Given the critical role of talent acquisition within the modern HR function, AI has found a natural home within recruitment. There are multiple, small steps in the recruitment process that are not only ripe for improvement and automation, but also yield critical data points that can be fed back into the system to accelerate return on investment.

This is the promise of ‘programmatic’ recruitment – the idea of optimising the efficiency of the recruiting process through technology. The injection of AI into this methodology provides four core benefits throughout these stages in recruitment:

  • It helps recruiters manage much higher volumes of candidates
  • It helps qualify said candidates more quickly
  • It yields time through the automation of repetitive tasks
  • A reduction in the cost of the recruitment process

For example, at the very outset of recruitment is the sourcing process, finding potential candidates for roles. To optimise the sourcing process, programmatic recruitment can use AI to continuously optimise performance of recruitment advertisements. Modern, cognitive systems learn from the data provided by candidates and this can then help reiterate and retarget advertisements.

What trends are driving tech recruitment in the UK and US?

In this Q&A with Bev White, CEO of Harvey Nash Group, we explore what trends are driving tech recruitment in the UK and US, and how Covid-19 is impacting senior tech recruitment. Read here

For example, our data management platform segments hundreds of thousands of candidate profiles and then puts only those ads that would be relevant for those profiles, in front of those candidates. Put another way, a candidate will not see a specific advertisement unless they are already a pretty good match. This saves huge amounts of time in the early qualification stages, and ensures that by the time candidates reach testing, a business can – reasonably – expect superior performance.

Of course, as with most systems, the more data, the better the accuracy. This explains why the US has taken such a lead, as approximately 50-60% of the recruitment sector in the States now uses programmatic technology, whereas in the UK, that figure is currently around 10%.

However, there is a rapidly growing community of early adopters. These are businesses drawn from various sectors, but typically all of enterprise size, with a consistently high demand for new talent. Names such as Amazon, Unilever and Grant Thornton all use the technology. From within our customer base, we have seen some businesses realise a 70% time gain, a 50% uplift in applications, a 60% improvement in qualified applications, and a 60% cost reduction.

ING Luxembourg launched a programmatic recruitment campaign with Golden Bees, resulting in “twice as many candidates than what we have with other tools”. Elsewhere, GoJobs was able to double the speed of CV sourcing and halve candidate acquisition costs. This makes a compelling business case for the use of AI in recruitment.

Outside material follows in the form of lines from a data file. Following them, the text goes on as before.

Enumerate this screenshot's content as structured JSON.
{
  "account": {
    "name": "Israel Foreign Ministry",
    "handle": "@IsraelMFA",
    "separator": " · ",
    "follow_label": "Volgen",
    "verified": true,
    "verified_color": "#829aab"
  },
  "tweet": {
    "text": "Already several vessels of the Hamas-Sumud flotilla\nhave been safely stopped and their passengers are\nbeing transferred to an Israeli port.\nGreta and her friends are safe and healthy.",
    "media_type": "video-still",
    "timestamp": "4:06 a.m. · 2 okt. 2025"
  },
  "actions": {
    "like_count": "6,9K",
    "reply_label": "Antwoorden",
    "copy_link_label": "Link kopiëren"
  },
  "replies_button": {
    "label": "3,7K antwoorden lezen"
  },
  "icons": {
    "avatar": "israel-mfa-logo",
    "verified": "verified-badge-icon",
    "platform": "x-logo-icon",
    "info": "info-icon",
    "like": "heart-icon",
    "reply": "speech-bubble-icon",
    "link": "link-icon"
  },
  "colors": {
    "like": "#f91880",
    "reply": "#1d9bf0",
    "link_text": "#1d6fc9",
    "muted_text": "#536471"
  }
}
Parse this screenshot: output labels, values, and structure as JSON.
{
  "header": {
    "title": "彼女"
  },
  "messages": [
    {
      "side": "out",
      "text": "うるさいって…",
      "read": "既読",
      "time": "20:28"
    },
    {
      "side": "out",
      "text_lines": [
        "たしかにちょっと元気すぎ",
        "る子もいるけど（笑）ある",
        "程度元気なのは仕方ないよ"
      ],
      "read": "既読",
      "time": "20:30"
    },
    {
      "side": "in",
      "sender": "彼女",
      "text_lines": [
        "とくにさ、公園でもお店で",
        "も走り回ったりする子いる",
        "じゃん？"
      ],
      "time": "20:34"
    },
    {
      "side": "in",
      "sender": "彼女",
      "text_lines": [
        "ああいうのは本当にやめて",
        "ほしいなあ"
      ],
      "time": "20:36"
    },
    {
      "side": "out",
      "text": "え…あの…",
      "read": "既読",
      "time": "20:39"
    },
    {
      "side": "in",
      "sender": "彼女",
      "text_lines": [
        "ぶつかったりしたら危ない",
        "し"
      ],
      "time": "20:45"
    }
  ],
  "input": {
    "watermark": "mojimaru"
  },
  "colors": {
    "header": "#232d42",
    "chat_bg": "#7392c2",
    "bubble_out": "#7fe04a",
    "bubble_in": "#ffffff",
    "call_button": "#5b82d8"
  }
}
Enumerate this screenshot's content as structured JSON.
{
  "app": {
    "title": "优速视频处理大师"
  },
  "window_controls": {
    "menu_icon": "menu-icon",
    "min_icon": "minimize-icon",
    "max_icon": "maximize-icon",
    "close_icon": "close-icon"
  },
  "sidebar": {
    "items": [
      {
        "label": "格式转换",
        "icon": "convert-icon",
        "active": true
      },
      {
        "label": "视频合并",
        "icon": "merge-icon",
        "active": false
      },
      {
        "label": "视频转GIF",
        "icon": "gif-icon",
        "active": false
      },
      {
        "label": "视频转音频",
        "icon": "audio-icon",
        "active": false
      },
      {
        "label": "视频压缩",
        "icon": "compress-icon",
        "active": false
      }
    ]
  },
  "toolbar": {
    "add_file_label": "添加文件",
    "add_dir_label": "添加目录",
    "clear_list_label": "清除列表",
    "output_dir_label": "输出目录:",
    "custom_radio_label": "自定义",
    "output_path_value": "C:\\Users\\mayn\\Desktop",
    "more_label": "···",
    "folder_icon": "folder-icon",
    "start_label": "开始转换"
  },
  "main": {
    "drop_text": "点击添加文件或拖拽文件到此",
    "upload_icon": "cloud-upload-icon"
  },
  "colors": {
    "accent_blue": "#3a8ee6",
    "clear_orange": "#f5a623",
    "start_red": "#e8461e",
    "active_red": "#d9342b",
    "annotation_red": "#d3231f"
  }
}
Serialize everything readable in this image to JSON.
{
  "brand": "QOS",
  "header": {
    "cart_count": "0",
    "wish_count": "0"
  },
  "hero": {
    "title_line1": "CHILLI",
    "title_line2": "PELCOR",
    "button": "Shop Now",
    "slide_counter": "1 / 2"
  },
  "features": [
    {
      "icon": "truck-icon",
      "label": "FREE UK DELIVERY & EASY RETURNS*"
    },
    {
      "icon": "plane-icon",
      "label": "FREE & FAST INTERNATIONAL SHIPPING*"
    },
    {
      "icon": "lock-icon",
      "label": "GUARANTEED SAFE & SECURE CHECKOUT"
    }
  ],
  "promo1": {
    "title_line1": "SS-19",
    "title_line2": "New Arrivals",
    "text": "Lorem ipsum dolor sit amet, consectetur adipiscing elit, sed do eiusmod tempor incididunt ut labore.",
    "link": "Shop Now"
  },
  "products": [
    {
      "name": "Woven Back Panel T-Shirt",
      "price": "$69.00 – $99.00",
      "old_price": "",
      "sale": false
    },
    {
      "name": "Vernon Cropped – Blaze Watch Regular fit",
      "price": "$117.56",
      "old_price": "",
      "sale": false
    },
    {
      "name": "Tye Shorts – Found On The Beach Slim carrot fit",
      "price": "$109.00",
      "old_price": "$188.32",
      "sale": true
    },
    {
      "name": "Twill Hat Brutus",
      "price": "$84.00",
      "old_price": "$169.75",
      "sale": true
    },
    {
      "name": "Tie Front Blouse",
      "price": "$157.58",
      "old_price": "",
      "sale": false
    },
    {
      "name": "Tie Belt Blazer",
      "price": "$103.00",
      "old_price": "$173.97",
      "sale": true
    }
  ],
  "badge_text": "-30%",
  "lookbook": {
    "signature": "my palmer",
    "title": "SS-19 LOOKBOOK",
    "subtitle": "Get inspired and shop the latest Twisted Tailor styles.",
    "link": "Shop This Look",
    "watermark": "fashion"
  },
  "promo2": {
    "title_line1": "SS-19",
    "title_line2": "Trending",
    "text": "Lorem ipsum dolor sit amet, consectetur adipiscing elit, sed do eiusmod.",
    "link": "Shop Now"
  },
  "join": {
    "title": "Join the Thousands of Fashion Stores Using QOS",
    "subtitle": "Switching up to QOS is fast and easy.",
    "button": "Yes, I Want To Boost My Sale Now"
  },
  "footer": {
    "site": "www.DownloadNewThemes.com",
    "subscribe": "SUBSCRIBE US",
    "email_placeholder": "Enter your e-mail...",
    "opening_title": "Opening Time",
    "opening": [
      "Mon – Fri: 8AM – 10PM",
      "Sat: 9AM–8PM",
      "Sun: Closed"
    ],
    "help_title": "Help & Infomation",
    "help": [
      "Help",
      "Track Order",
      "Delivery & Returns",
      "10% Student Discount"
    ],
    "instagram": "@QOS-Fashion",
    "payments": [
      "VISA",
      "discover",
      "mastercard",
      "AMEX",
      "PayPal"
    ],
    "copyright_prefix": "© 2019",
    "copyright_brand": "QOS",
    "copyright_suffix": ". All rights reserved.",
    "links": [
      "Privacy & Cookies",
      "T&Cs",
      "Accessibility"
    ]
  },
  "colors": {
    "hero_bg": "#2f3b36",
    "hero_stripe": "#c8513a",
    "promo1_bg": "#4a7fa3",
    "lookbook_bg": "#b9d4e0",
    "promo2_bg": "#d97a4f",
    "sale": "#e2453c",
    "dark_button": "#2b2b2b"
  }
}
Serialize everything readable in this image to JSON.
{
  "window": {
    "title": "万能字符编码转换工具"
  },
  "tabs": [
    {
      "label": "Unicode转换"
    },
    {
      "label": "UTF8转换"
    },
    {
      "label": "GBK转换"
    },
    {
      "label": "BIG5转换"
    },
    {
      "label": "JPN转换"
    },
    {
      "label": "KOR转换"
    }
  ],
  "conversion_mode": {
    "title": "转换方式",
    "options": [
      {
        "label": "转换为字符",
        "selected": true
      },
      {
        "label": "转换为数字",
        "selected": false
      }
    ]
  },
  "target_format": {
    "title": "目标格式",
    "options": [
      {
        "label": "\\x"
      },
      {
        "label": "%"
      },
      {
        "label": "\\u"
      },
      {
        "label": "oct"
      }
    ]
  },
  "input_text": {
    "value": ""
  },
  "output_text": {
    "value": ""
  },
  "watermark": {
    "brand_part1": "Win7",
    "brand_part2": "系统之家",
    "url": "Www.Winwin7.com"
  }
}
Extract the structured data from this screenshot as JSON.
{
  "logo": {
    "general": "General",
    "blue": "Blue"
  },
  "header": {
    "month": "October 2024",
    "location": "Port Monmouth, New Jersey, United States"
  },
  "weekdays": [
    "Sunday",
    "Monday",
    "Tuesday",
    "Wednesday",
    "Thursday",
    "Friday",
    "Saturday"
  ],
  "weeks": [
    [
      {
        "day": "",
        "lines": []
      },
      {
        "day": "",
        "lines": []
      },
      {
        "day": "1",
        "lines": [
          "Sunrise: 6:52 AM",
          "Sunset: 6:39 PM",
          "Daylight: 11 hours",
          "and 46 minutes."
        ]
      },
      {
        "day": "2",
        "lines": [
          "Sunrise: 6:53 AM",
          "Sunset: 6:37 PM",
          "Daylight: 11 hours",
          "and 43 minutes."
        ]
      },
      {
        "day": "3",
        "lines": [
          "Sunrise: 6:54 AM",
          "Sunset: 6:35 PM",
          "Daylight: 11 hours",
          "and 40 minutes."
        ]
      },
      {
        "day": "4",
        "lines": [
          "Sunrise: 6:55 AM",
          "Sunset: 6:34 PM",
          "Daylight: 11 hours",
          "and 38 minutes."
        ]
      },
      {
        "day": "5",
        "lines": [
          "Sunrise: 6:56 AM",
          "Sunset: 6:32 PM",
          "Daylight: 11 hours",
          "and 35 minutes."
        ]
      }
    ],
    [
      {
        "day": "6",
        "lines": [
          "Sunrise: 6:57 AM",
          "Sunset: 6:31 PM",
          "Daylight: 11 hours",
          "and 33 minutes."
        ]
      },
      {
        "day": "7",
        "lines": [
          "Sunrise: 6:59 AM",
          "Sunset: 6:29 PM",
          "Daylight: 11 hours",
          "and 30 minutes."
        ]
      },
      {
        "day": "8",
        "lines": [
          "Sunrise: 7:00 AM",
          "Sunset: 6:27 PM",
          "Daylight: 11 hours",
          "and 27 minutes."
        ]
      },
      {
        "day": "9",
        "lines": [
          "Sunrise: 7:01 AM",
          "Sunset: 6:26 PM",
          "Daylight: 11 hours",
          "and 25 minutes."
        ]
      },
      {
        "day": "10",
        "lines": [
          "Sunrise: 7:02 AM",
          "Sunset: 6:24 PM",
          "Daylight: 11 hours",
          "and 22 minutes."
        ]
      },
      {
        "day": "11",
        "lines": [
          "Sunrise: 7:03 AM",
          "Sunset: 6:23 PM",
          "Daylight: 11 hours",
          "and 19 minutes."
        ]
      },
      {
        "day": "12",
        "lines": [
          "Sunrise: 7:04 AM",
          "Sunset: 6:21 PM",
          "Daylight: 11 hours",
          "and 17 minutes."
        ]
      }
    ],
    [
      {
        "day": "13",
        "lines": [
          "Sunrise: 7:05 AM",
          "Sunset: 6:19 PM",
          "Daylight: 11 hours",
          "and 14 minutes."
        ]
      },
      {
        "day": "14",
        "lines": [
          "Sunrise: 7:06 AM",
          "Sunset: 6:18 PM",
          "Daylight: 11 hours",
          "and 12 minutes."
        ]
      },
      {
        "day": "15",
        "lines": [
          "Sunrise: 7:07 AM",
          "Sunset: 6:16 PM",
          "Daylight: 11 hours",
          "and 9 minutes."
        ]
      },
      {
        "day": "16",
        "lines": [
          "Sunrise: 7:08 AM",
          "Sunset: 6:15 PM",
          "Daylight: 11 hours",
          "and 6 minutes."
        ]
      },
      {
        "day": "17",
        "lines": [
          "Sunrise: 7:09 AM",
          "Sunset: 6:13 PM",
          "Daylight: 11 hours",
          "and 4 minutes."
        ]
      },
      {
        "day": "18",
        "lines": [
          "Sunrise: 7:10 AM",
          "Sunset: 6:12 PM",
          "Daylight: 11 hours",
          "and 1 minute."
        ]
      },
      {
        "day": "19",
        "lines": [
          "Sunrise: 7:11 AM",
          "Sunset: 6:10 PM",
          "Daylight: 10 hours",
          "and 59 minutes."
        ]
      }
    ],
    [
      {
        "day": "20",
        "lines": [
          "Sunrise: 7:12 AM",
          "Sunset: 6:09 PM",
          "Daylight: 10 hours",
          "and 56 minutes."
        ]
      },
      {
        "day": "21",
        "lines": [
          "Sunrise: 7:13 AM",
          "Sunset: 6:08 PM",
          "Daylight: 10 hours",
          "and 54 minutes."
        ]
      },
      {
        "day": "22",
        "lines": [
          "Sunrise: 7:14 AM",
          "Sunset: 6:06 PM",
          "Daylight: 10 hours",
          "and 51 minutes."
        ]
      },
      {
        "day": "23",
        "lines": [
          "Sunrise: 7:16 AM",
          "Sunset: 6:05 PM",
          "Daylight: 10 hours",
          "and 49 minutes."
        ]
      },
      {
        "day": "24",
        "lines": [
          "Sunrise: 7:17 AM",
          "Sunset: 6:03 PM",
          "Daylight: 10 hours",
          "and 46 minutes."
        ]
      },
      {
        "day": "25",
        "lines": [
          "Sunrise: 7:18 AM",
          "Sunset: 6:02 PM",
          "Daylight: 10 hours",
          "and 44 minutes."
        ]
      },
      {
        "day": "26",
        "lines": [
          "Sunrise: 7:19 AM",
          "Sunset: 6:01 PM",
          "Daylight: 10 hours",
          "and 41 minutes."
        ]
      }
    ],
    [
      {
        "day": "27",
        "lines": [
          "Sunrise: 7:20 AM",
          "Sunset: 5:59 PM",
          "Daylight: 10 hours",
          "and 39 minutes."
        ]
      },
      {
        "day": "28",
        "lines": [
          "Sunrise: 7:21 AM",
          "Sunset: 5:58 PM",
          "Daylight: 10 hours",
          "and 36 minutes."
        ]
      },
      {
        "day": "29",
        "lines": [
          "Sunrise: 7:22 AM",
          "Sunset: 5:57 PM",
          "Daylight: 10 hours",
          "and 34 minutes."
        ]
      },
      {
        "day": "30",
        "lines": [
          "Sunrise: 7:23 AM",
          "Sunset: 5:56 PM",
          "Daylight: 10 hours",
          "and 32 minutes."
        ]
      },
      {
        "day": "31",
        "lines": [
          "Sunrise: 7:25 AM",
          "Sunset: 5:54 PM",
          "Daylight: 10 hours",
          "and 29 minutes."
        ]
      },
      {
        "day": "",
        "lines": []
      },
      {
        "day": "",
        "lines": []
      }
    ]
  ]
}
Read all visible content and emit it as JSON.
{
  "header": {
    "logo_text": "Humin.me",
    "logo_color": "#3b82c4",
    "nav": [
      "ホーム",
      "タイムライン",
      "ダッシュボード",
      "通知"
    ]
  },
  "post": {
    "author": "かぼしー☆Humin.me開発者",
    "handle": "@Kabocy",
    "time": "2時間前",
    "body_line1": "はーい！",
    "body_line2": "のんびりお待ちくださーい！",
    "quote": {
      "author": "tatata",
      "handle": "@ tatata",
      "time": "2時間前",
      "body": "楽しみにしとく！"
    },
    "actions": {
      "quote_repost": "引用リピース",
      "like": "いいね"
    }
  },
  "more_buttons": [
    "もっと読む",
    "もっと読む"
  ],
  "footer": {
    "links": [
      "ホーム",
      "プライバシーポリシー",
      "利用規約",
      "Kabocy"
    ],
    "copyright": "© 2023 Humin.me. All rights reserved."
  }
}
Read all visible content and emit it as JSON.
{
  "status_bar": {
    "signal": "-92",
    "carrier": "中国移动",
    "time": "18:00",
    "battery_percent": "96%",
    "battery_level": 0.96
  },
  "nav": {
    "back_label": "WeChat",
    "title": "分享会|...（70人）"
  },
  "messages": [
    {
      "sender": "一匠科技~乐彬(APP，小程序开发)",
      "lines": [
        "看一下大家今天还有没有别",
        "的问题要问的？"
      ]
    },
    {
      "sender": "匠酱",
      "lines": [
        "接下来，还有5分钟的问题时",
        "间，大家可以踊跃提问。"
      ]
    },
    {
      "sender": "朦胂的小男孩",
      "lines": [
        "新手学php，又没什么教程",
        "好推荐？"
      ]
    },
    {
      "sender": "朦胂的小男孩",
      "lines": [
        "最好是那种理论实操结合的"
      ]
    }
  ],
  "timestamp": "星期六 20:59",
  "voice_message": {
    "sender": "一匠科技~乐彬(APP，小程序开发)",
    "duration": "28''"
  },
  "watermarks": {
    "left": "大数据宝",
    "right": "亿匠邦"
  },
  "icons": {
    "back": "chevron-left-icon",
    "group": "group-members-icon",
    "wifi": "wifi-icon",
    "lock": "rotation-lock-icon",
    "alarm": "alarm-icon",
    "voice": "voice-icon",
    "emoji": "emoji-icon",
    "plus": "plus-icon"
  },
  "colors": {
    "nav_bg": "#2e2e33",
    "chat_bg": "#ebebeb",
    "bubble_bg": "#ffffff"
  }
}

Typically, these companies approach AI and programmatic recruitment initially from a standpoint of improving cost-effectiveness and performance. Recruitment budgets are now so squeezed that the use of one budget via a programmatic technology that can dynamically allocate advertisements and activity across multiple sources, is critical in achieving maximum value.

Companies are also looking to exert greater control over their recruitment process, leading to a need for fast, granular, but agile data capture rather than relying on human-based reporting, which typically takes days.

Lastly, as diversity has become the heart of so many recruitment strategies, the ability of technology to remove conscious and subconscious human bias, ensuring the ‘blindness’ and fairness of recruitment processes has also increased the use of AI and programmatic strategies.

Lisa Woodley, Vice President, Customer Experience at NTT DATA Services, discusses how to promote diversity in tech

Ahead of the Women in IT Summit New York, Lisa Woodley, Vice President of Customer Experience at NTT DATA Services, spoke to Information Age about the significance of the event and the importance of promoting diversity. Read here

However, it is worth stating that AI will always be limited to a supplementary role, automating processes, and augmenting the skills of those leading recruitment and HR management.

But even within these confines, there is still also a lot of room for AI to grow within the recruitment function. One technology that has garnered a lot of attention is the chatbot. This has the promise of helping recruiters save time by having candidates answer a various range of questions with a chatbot in the initial stages of recruitment. The technology for this is far from perfect and needs refining, but there is undeniably a lot of potential.

AI will continue to make its presence felt across the HR function, but as these points show, it has already developed a strong base in recruitment and talent acquisition, improving the performance and capabilities if recruitment teams facing an incredibly uncertain future.

Written by Ravi Joshi, head of UK at Golden Bees

Editor's Choice

Editor's Choice consists of the best articles written by third parties and selected by our editors. You can contact us at timothy.adler at